_YOUR TASK_: Make an exact copy of all the data.

Dataset rows describing interfaces
= = = =

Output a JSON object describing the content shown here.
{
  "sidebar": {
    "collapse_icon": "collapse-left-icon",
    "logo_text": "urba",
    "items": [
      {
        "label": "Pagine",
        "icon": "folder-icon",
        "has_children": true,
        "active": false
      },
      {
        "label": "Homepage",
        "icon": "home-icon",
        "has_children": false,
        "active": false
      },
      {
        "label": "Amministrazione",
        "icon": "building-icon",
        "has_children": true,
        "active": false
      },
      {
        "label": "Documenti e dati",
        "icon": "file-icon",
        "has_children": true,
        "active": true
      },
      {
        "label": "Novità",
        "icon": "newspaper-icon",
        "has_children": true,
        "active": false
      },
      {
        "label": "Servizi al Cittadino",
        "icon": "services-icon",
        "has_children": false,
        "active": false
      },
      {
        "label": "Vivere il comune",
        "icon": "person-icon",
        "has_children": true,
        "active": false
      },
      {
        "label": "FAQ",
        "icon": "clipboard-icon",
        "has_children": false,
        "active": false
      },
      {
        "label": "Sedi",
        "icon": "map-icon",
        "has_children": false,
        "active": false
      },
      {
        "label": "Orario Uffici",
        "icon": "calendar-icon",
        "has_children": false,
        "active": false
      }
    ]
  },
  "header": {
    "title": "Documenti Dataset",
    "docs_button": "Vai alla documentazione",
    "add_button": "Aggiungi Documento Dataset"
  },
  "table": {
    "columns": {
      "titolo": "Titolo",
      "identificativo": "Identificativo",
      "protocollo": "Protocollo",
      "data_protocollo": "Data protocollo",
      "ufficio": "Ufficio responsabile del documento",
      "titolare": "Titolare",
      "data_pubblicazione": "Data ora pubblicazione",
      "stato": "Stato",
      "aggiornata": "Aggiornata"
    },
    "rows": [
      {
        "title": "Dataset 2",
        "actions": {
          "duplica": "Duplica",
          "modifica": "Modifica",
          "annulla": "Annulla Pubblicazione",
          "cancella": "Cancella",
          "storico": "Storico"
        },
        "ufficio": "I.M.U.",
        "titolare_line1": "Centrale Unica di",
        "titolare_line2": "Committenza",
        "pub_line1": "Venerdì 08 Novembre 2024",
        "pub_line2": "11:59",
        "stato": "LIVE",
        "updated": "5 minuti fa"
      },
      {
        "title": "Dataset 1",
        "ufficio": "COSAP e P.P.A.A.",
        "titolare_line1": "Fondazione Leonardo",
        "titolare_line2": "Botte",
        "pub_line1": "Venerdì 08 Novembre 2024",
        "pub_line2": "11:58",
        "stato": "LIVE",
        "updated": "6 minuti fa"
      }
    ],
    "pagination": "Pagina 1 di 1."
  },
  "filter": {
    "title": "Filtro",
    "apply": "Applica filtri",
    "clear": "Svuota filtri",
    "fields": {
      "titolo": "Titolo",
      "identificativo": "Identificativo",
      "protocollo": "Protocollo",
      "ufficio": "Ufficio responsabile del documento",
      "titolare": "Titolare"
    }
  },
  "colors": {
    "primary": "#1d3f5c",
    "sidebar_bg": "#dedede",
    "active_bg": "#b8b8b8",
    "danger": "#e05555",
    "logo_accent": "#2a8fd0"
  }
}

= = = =

_EXPECTED ANSWER_:
Output a JSON object describing the content shown here.
{
  "sidebar": {
    "collapse_icon": "collapse-left-icon",
    "logo_text": "urba",
    "items": [
      {
        "label": "Pagine",
        "icon": "folder-icon",
        "has_children": true,
        "active": false
      },
      {
        "label": "Homepage",
        "icon": "home-icon",
        "has_children": false,
        "active": false
      },
      {
        "label": "Amministrazione",
        "icon": "building-icon",
        "has_children": true,
        "active": false
      },
      {
        "label": "Documenti e dati",
        "icon": "file-icon",
        "has_children": true,
        "active": true
      },
      {
        "label": "Novità",
        "icon": "newspaper-icon",
        "has_children": true,
        "active": false
      },
      {
        "label": "Servizi al Cittadino",
        "icon": "services-icon",
        "has_children": false,
        "active": false
      },
      {
        "label": "Vivere il comune",
        "icon": "person-icon",
        "has_children": true,
        "active": false
      },
      {
        "label": "FAQ",
        "icon": "clipboard-icon",
        "has_children": false,
        "active": false
      },
      {
        "label": "Sedi",
        "icon": "map-icon",
        "has_children": false,
        "active": false
      },
      {
        "label": "Orario Uffici",
        "icon": "calendar-icon",
        "has_children": false,
        "active": false
      }
    ]
  },
  "header": {
    "title": "Documenti Dataset",
    "docs_button": "Vai alla documentazione",
    "add_button": "Aggiungi Documento Dataset"
  },
  "table": {
    "columns": {
      "titolo": "Titolo",
      "identificativo": "Identificativo",
      "protocollo": "Protocollo",
      "data_protocollo": "Data protocollo",
      "ufficio": "Ufficio responsabile del documento",
      "titolare": "Titolare",
      "data_pubblicazione": "Data ora pubblicazione",
      "stato": "Stato",
      "aggiornata": "Aggiornata"
    },
    "rows": [
      {
        "title": "Dataset 2",
        "actions": {
          "duplica": "Duplica",
          "modifica": "Modifica",
          "annulla": "Annulla Pubblicazione",
          "cancella": "Cancella",
          "storico": "Storico"
        },
        "ufficio": "I.M.U.",
        "titolare_line1": "Centrale Unica di",
        "titolare_line2": "Committenza",
        "pub_line1": "Venerdì 08 Novembre 2024",
        "pub_line2": "11:59",
        "stato": "LIVE",
        "updated": "5 minuti fa"
      },
      {
        "title": "Dataset 1",
        "ufficio": "COSAP e P.P.A.A.",
        "titolare_line1": "Fondazione Leonardo",
        "titolare_line2": "Botte",
        "pub_line1": "Venerdì 08 Novembre 2024",
        "pub_line2": "11:58",
        "stato": "LIVE",
        "updated": "6 minuti fa"
      }
    ],
    "pagination": "Pagina 1 di 1."
  },
  "filter": {
    "title": "Filtro",
    "apply": "Applica filtri",
    "clear": "Svuota filtri",
    "fields": {
      "titolo": "Titolo",
      "identificativo": "Identificativo",
      "protocollo": "Protocollo",
      "ufficio": "Ufficio responsabile del documento",
      "titolare": "Titolare"
    }
  },
  "colors": {
    "primary": "#1d3f5c",
    "sidebar_bg": "#dedede",
    "active_bg": "#b8b8b8",
    "danger": "#e05555",
    "logo_accent": "#2a8fd0"
  }
}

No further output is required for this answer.